Does Batman still hold onto this belief in the DCEU, though? The trailer shows Ben Affleck’s Batman, in desert garb, snapping a soldier’s neck, but an action figure hints at that scene being a nightmare. There also appears to be a scene, in the Batman V Superman teaser, of Batman’s plane shooting at and in the process potentially killing gunmen – but if Lex Luthor is manipulating the two heroes, could he be using a drone to make Superman believe Batman’s a killer?
In short, WB/DC making their version of Batman one who isn’t strongly against killing can’t be ruled out just yet. Still, making Affleck’s Batman a man who is willing to severely hurt but not kill his enemies would bring about a conflict with Jason Todd that’s far more compelling and remains truer to the comics.
Keep in mind, Batman’s solo movie being inspired by Red Hood’s story is just a rumor at this point. If it does happen, it may be loosely based on Winick’s story from 2005, or it may show it a lot of love, like how Batman v Superman is including a lot of nods to Frank Miller’s The Dark Knight Returns limited series.
Comic book movies almost always make significant changes from the source material, but Winick’s story is able to successfully look forward and backwards – while also being full of engrossing drama, interesting character insight, exciting fights, and plenty of nods to a much, much larger world. If DC and WB can deliver those key elements, Batman’s solo movie is sure to be memorable. If you don’t believe us, do yourself a favor and watch the animated movie.

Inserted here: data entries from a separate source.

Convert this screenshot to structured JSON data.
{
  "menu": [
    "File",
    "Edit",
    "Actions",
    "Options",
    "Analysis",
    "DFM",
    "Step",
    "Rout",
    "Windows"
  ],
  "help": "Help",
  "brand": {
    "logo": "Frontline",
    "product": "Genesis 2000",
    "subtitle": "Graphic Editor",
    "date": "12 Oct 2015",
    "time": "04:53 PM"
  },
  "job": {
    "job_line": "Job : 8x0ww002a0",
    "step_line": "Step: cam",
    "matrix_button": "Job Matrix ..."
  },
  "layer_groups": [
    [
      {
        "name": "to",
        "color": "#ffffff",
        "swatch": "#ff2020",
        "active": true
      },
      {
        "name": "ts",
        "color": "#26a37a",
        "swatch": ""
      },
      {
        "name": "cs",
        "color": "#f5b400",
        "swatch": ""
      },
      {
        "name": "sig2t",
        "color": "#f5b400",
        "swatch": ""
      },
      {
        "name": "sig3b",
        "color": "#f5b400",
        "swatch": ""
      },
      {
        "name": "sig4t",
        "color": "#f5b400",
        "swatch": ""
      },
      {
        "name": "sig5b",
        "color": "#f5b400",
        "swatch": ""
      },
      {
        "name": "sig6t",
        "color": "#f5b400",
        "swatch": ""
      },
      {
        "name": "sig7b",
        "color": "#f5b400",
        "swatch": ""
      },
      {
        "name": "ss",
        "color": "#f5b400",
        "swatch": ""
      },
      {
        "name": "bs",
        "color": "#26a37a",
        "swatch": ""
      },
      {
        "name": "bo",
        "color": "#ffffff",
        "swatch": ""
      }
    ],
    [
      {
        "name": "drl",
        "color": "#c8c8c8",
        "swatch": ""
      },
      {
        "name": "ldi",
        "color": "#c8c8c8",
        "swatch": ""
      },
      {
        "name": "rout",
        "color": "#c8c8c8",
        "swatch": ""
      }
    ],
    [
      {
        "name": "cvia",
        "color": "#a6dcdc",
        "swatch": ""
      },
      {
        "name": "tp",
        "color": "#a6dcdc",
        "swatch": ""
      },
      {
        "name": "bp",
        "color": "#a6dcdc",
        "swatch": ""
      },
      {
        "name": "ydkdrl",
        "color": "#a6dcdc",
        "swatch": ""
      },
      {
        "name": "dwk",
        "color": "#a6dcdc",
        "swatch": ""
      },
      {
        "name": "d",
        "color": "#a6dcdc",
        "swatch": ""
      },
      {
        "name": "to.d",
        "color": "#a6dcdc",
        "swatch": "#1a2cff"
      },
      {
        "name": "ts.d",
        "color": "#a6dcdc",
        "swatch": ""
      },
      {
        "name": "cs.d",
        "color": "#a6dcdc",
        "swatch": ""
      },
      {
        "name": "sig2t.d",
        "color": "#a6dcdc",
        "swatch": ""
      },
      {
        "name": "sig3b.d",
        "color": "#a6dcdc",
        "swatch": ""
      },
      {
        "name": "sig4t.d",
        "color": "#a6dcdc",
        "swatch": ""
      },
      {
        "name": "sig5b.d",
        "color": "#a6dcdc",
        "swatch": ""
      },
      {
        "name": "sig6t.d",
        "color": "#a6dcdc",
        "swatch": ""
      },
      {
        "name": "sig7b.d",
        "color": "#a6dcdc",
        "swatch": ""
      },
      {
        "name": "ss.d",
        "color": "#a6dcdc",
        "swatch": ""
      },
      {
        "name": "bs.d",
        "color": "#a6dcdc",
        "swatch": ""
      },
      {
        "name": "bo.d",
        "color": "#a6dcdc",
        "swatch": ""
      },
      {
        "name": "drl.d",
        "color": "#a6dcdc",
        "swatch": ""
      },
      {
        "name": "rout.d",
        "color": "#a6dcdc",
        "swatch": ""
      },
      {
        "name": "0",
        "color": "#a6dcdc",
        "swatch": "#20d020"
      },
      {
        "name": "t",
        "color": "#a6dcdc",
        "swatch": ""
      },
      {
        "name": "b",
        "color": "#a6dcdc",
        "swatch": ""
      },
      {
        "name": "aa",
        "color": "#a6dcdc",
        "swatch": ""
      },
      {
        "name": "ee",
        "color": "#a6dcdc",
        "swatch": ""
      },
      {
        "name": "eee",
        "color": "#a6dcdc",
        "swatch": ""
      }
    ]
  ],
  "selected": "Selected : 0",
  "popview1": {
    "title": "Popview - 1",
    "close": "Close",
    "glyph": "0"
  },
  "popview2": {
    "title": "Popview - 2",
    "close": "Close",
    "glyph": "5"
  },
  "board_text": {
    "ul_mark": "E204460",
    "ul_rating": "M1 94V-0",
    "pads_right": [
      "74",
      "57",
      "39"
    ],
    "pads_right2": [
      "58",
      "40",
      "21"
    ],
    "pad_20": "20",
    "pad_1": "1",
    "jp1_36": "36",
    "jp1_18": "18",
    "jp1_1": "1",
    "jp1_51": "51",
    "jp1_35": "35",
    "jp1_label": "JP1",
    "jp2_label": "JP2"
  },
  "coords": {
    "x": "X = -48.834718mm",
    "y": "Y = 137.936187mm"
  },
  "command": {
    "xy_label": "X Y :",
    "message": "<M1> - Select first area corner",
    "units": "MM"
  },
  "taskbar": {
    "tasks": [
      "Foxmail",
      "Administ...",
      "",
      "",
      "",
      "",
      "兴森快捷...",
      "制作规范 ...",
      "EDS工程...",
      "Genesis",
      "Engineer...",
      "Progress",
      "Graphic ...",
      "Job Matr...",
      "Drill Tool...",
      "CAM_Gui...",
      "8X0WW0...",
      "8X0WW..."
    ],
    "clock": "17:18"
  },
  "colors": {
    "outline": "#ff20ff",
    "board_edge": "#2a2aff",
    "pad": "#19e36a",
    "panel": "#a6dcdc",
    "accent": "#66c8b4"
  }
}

Batman V Superman: Dawn of Justice opens on March 25, 2016, followed by Suicide Squad on August 5, 2016; Wonder Woman on June 23, 2017; Justice League Part One on November 17, 2017; The Flash on March 23, 2018; Aquaman on July 27, 2018; Shazam on April 5, 2019; Justice League Part Two on June 14, 2019; Cyborg on April 3, 2020; and Green Lantern on June 19, 2020. The Superman and Batman solo films have release dates TBD.